A doctor holds an electronic tablet.
It’s called the virtual world, but online health care services provide real results—and quickly. (For Spectrum Health Beat)

Two new surveys of 1,000 American adults and 1,000 Canadian adults show that consumers prefer to manage their health and health care from their mobile devices rather than a doctor’s office.

But consumers also say technology hasn’t quite caught up with their desires.

For example, 26 percent have refilled a prescription on their smartphone at least once, but 62 percent would like to do so.

Seventeen percent have emailed their doctor from their phone, but 59 percent would like to email their doctor exclusively from their phone.

In reality, many consumers have access to the digital health technologies they desire, but just don’t know it yet, health experts said.

Spectrum Health Now

Patients in Michigan, for instance, can visit a doctor almost immediately—wherever they are, on their own device—through Spectrum Health Now, an on-demand health care service.

Someone with any one of about 20 low-acuity ailments—cough, cold, flu, sinus problems, rashes, digestive issues and such—can schedule a virtual appointment 24 hours a day, 365 days a year, said Joe Brennan, one of the creators of Spectrum Health Now.

For someone who wants to see a doctor immediately, the average wait time is just 15 minutes.

“A big differentiator in our service is these services are open to anyone in the state of Michigan,” including non-Spectrum Health patients, Brennan said. “And we’ll even send the patient’s after-visit notes to their primary care physician, regardless of who they are. The objective is to provide the best care possible.”

Spectrum Health Now, which began in 2014, served its 10,000th patient in August.

In addition to treating low-acuity ailments, the service also offers virtual appointments with lactation consultants to help new mothers with breastfeeding.

But virtual appointments aren’t the only digital health technologies that 21st century consumers can enjoy.

MyHealth

In 2012, Spectrum Health unveiled an improved app called MyHealth, which allows patients to send secure, direct messages to their doctors and quickly look up prescription information.

Users can also view lab results and oversee health care matters involving a spouse or child.

“One of the most popular tools is viewing lab results,” said Kristin Hanks, who oversees digital product experience at Spectrum Health. “Users get a message they have new lab results, then they can go right into their MyHealth account and review them, sometimes even before their physician reviews them.”

It provides total transparency to the patient.

Being able to send direct messages to doctors and nurses has also led to faster response times, Hanks said.

These conveniences make life easier for patients.

“A lot of time, when you’re trying to remember your prescriptions, you’re already standing in line at the pharmacy,” Hanks said. “Now you can just look that information up on your phone.”

With certain permissions activated, a tool called Shared Access allows a person to view prescription and medical information of a spouse or child, said Mark Welscott, who oversees digital product development for Spectrum Health.

“That’s kind of a big feature if you’re caring for other folks, or if you’re kind of the primary medical coordinator in the family,” Welscott said.

The service gives the family’s busy coordinator the ability to easily refill prescriptions and schedule appointments.

Earlier this year, Spectrum Health integrated Priority Health insurance information into the system.
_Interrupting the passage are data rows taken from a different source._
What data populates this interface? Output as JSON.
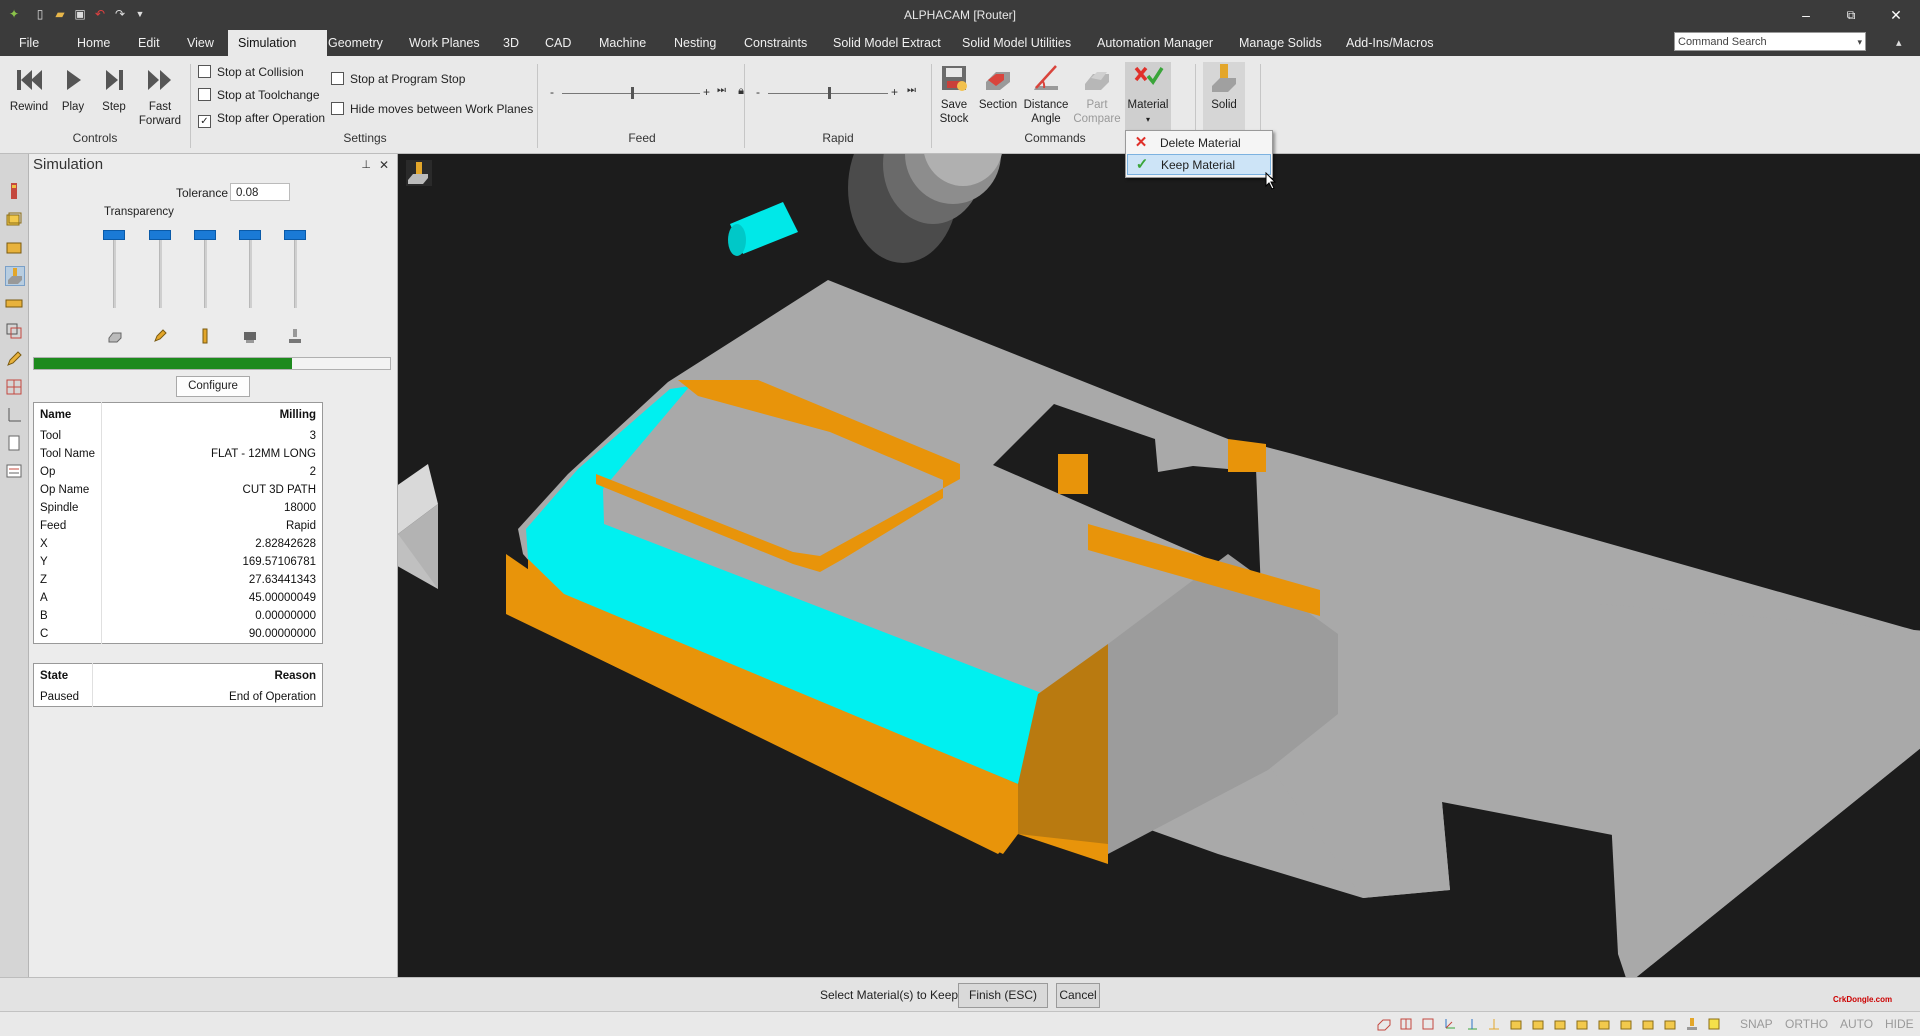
{
  "app": {
    "title": "ALPHACAM [Router]"
  },
  "window_controls": {
    "minimize": "–",
    "restore": "⧉",
    "close": "✕"
  },
  "menu_tabs": [
    "File",
    "Home",
    "Edit",
    "View",
    "Simulation",
    "Geometry",
    "Work Planes",
    "3D",
    "CAD",
    "Machine",
    "Nesting",
    "Constraints",
    "Solid Model Extract",
    "Solid Model Utilities",
    "Automation Manager",
    "Manage Solids",
    "Add-Ins/Macros"
  ],
  "active_tab": "Simulation",
  "command_search": {
    "placeholder": "Command Search"
  },
  "ribbon": {
    "controls": {
      "label": "Controls",
      "rewind": "Rewind",
      "play": "Play",
      "step": "Step",
      "fast_forward_1": "Fast",
      "fast_forward_2": "Forward"
    },
    "settings": {
      "label": "Settings",
      "stop_at_collision": "Stop at Collision",
      "stop_at_toolchange": "Stop at Toolchange",
      "stop_after_operation": "Stop after Operation",
      "stop_at_program_stop": "Stop at Program Stop",
      "hide_moves": "Hide moves between Work Planes",
      "checked": {
        "stop_at_collision": false,
        "stop_at_toolchange": false,
        "stop_after_operation": true,
        "stop_at_program_stop": false,
        "hide_moves": false
      }
    },
    "feed": {
      "label": "Feed",
      "minus": "-",
      "plus": "+",
      "level": 0.5
    },
    "rapid": {
      "label": "Rapid",
      "minus": "-",
      "plus": "+",
      "level": 0.5
    },
    "commands": {
      "label": "Commands",
      "save_stock_1": "Save",
      "save_stock_2": "Stock",
      "section": "Section",
      "distance_angle_1": "Distance",
      "distance_angle_2": "Angle",
      "part_compare_1": "Part",
      "part_compare_2": "Compare",
      "material": "Material",
      "solid": "Solid"
    }
  },
  "material_menu": {
    "items": [
      "Delete Material",
      "Keep Material"
    ],
    "highlighted": "Keep Material"
  },
  "simulation_panel": {
    "title": "Simulation",
    "pin": "📌",
    "close": "✕",
    "tolerance_label": "Tolerance",
    "tolerance_value": "0.08",
    "transparency_label": "Transparency",
    "progress_fraction": 0.725,
    "configure": "Configure",
    "info_header": {
      "name": "Name",
      "value": "Milling"
    },
    "info_rows": [
      {
        "name": "Tool",
        "value": "3"
      },
      {
        "name": "Tool Name",
        "value": "FLAT - 12MM LONG"
      },
      {
        "name": "Op",
        "value": "2"
      },
      {
        "name": "Op Name",
        "value": "CUT 3D PATH"
      },
      {
        "name": "Spindle",
        "value": "18000"
      },
      {
        "name": "Feed",
        "value": "Rapid"
      },
      {
        "name": "X",
        "value": "2.82842628"
      },
      {
        "name": "Y",
        "value": "169.57106781"
      },
      {
        "name": "Z",
        "value": "27.63441343"
      },
      {
        "name": "A",
        "value": "45.00000049"
      },
      {
        "name": "B",
        "value": "0.00000000"
      },
      {
        "name": "C",
        "value": "90.00000000"
      }
    ],
    "state_header": {
      "name": "State",
      "value": "Reason"
    },
    "state_row": {
      "name": "Paused",
      "value": "End of Operation"
    }
  },
  "command_bar": {
    "prompt": "Select Material(s) to Keep",
    "finish": "Finish (ESC)",
    "cancel": "Cancel"
  },
  "watermark": "CrkDongle.com",
  "status_bar": {
    "snap": "SNAP",
    "ortho": "ORTHO",
    "auto": "AUTO",
    "hide": "HIDE"
  },
  "colors": {
    "accent_orange": "#e8940a",
    "cyan": "#00f0f0",
    "stock_grey": "#a8a8a8",
    "progress_green": "#1d8a1d"
  }
}
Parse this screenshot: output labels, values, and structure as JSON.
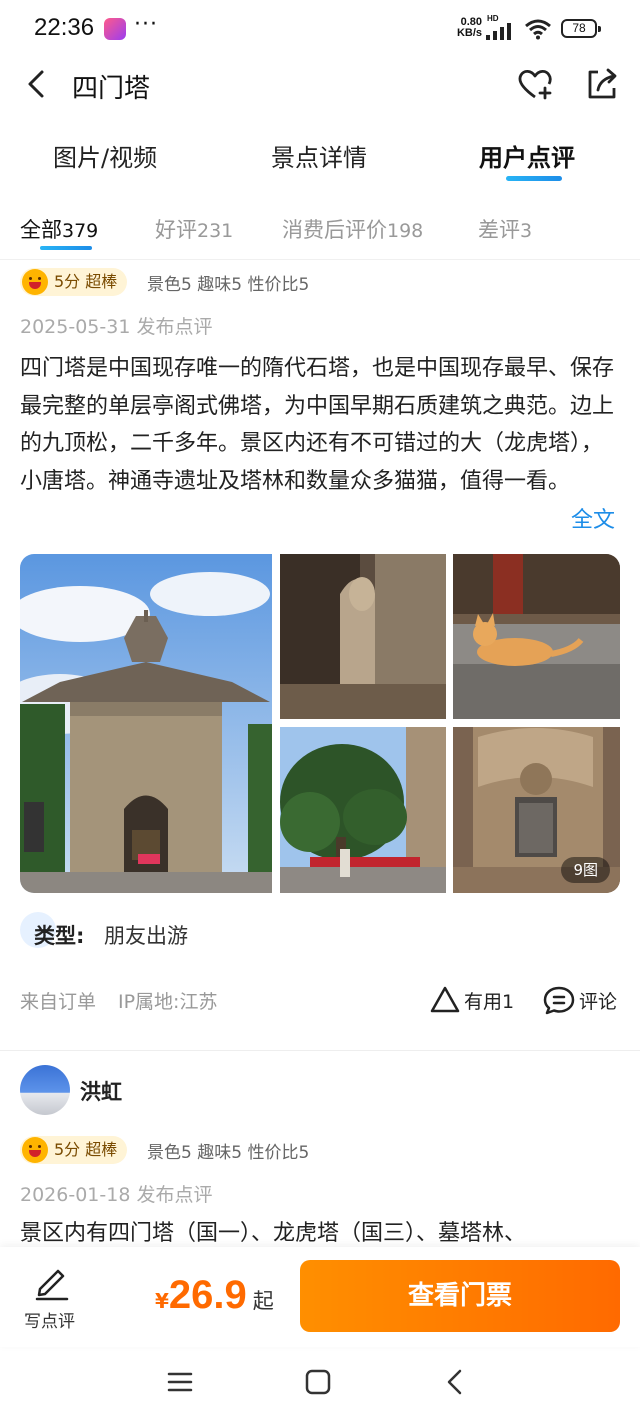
{
  "status_bar": {
    "time": "22:36",
    "dots": "···",
    "network_speed_value": "0.80",
    "network_speed_unit": "KB/s",
    "hd": "HD",
    "battery": "78"
  },
  "header": {
    "title": "四门塔",
    "back_icon": "chevron-left-icon",
    "favorite_icon": "heart-plus-icon",
    "share_icon": "share-icon"
  },
  "main_tabs": [
    {
      "label": "图片/视频",
      "active": false
    },
    {
      "label": "景点详情",
      "active": false
    },
    {
      "label": "用户点评",
      "active": true
    }
  ],
  "filter_tabs": [
    {
      "label": "全部",
      "count": "379",
      "active": true
    },
    {
      "label": "好评",
      "count": "231",
      "active": false
    },
    {
      "label": "消费后评价",
      "count": "198",
      "active": false
    },
    {
      "label": "差评",
      "count": "3",
      "active": false
    }
  ],
  "review1": {
    "score": "5分 超棒",
    "sub_scores": "景色5 趣味5 性价比5",
    "date": "2025-05-31 发布点评",
    "text": "四门塔是中国现存唯一的隋代石塔，也是中国现存最早、保存最完整的单层亭阁式佛塔，为中国早期石质建筑之典范。边上的九顶松，二千多年。景区内还有不可错过的大（龙虎塔），小唐塔。神通寺遗址及塔林和数量众多猫猫，值得一看。",
    "more_link": "全文",
    "photo_count": "9图",
    "trip_type_label": "类型:",
    "trip_type_value": "朋友出游",
    "source": "来自订单",
    "ip": "IP属地:江苏",
    "useful": "有用1",
    "comment": "评论"
  },
  "review2": {
    "username": "洪虹",
    "score": "5分 超棒",
    "sub_scores": "景色5 趣味5 性价比5",
    "date": "2026-01-18 发布点评",
    "text": "景区内有四门塔（国一）、龙虎塔（国三）、墓塔林、"
  },
  "bottom_bar": {
    "write_label": "写点评",
    "currency": "¥",
    "price": "26.9",
    "price_suffix": "起",
    "buy_label": "查看门票"
  },
  "colors": {
    "accent_blue": "#1d8de8",
    "price_orange": "#ff6a00",
    "score_pill_bg": "#fff4d6"
  }
}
This lets MyHealth users see benefits, deductibles, plan documents, claims and other essential information at the push of a button.

Future Innovations

Ever wondered what a doctor wrote about you during your appointment or after your visit?

In the next six months, Spectrum Health plans to unveil an open-notes program that allows patients to see the notes a physician wrote during or after a visit, Welscott said.

2015 study by George Washington University and the University of Oregon showed that when patients were engaged in managing and tracking their health care, they became healthier—and health care costs plummeted as much as 31 percent.

These sorts of results are behind Spectrum Health’s push for more transparency, Welscott said.

“We’ll be the first health system in the state that would be providing open notes to their patients,” he said.

MyHealth also hopes to add trend charts to each patient’s test results page, Hanks said.

Instead of seeing only your blood-sugar or cholesterol levels from the most recent lab work, for example, you could see how those numbers have trended over time based on all your tests.

Spectrum Health also plans to expand and improve Spectrum Health Now, the on-demand, virtual doctor appointments.

Brennan envisions a not-too-distant future where you could have an appointment on your smartphone with not just any provider, but your preferred provider.

That is, using your smartphone, you’d be able to meet with your primary care physician, “as opposed to someone whose full-time job is seeing Spectrum Health Now patients,” Welscott said.

Beyond addressing low-acuity ailments like the flu and sinus problems, Spectrum Health Now could possibly be used in other areas that don’t require in-person tests, Brennan said.

Behavioral health visits come to mind.

“There is no physical exam,” Brennan said. “So when we can bring behavioral health into the home on a patient’s mobile device, that will just open up access to places where we desperately need it.”